Provided information: Begin

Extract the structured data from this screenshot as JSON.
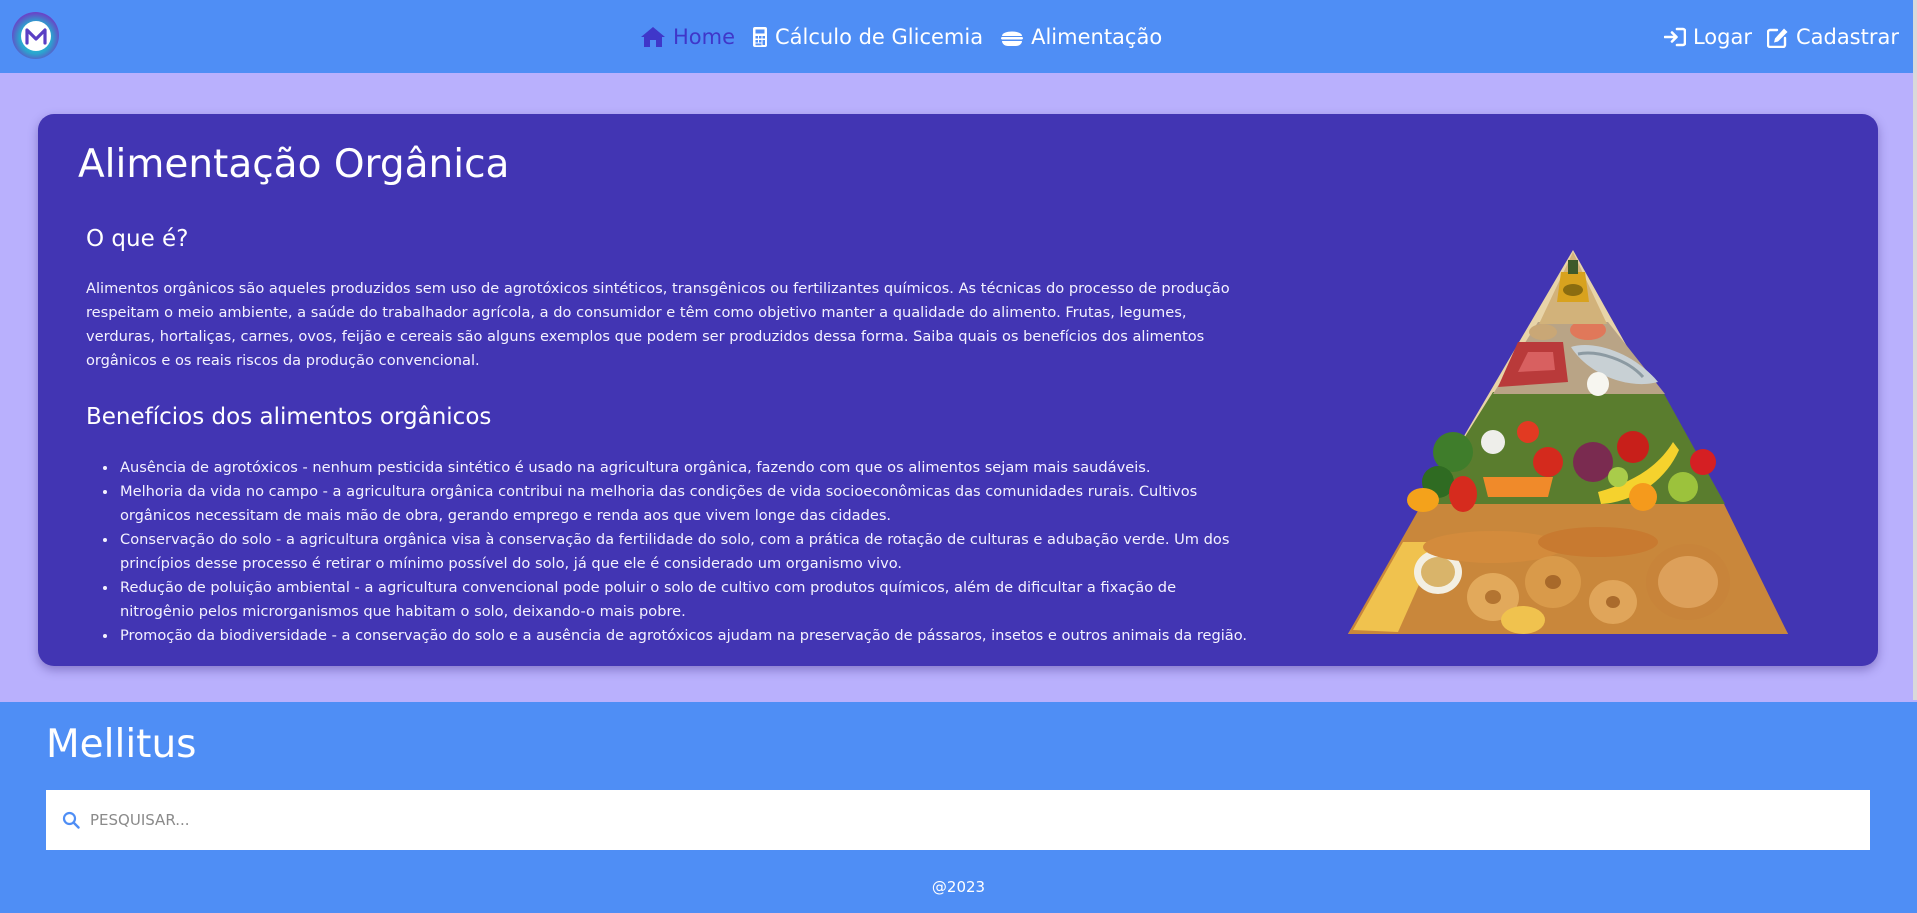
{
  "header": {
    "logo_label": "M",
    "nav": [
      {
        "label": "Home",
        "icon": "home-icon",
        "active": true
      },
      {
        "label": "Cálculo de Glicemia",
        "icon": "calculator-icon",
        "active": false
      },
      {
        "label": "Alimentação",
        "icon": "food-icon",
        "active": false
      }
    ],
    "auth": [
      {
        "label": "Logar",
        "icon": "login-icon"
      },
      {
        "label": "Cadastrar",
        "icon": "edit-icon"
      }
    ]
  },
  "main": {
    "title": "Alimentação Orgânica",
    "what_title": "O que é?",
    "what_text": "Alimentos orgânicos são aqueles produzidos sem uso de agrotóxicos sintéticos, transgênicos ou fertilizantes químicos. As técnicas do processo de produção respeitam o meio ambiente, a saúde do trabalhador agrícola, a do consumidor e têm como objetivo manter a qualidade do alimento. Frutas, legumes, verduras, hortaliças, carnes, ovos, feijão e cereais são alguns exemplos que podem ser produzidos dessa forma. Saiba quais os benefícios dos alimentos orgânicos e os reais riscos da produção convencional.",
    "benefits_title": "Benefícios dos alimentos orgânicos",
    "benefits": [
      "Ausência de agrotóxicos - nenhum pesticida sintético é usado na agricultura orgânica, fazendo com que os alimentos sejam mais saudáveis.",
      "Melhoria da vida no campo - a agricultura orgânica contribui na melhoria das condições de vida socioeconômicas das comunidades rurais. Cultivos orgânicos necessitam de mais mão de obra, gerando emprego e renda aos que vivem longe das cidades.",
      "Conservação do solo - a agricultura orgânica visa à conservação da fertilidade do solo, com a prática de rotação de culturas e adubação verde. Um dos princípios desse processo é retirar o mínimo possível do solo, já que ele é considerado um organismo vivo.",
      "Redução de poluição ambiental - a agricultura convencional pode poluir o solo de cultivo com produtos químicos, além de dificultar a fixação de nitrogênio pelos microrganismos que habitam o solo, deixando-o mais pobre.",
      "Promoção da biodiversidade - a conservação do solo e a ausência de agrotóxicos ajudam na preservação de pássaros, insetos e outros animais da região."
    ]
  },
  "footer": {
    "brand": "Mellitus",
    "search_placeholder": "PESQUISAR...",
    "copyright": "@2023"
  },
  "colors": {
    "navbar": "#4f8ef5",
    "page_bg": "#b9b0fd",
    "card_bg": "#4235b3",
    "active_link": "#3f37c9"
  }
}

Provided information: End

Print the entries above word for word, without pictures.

§ Exercise output:
Extract the structured data from this screenshot as JSON.
{
  "header": {
    "logo_label": "M",
    "nav": [
      {
        "label": "Home",
        "icon": "home-icon",
        "active": true
      },
      {
        "label": "Cálculo de Glicemia",
        "icon": "calculator-icon",
        "active": false
      },
      {
        "label": "Alimentação",
        "icon": "food-icon",
        "active": false
      }
    ],
    "auth": [
      {
        "label": "Logar",
        "icon": "login-icon"
      },
      {
        "label": "Cadastrar",
        "icon": "edit-icon"
      }
    ]
  },
  "main": {
    "title": "Alimentação Orgânica",
    "what_title": "O que é?",
    "what_text": "Alimentos orgânicos são aqueles produzidos sem uso de agrotóxicos sintéticos, transgênicos ou fertilizantes químicos. As técnicas do processo de produção respeitam o meio ambiente, a saúde do trabalhador agrícola, a do consumidor e têm como objetivo manter a qualidade do alimento. Frutas, legumes, verduras, hortaliças, carnes, ovos, feijão e cereais são alguns exemplos que podem ser produzidos dessa forma. Saiba quais os benefícios dos alimentos orgânicos e os reais riscos da produção convencional.",
    "benefits_title": "Benefícios dos alimentos orgânicos",
    "benefits": [
      "Ausência de agrotóxicos - nenhum pesticida sintético é usado na agricultura orgânica, fazendo com que os alimentos sejam mais saudáveis.",
      "Melhoria da vida no campo - a agricultura orgânica contribui na melhoria das condições de vida socioeconômicas das comunidades rurais. Cultivos orgânicos necessitam de mais mão de obra, gerando emprego e renda aos que vivem longe das cidades.",
      "Conservação do solo - a agricultura orgânica visa à conservação da fertilidade do solo, com a prática de rotação de culturas e adubação verde. Um dos princípios desse processo é retirar o mínimo possível do solo, já que ele é considerado um organismo vivo.",
      "Redução de poluição ambiental - a agricultura convencional pode poluir o solo de cultivo com produtos químicos, além de dificultar a fixação de nitrogênio pelos microrganismos que habitam o solo, deixando-o mais pobre.",
      "Promoção da biodiversidade - a conservação do solo e a ausência de agrotóxicos ajudam na preservação de pássaros, insetos e outros animais da região."
    ]
  },
  "footer": {
    "brand": "Mellitus",
    "search_placeholder": "PESQUISAR...",
    "copyright": "@2023"
  },
  "colors": {
    "navbar": "#4f8ef5",
    "page_bg": "#b9b0fd",
    "card_bg": "#4235b3",
    "active_link": "#3f37c9"
  }
}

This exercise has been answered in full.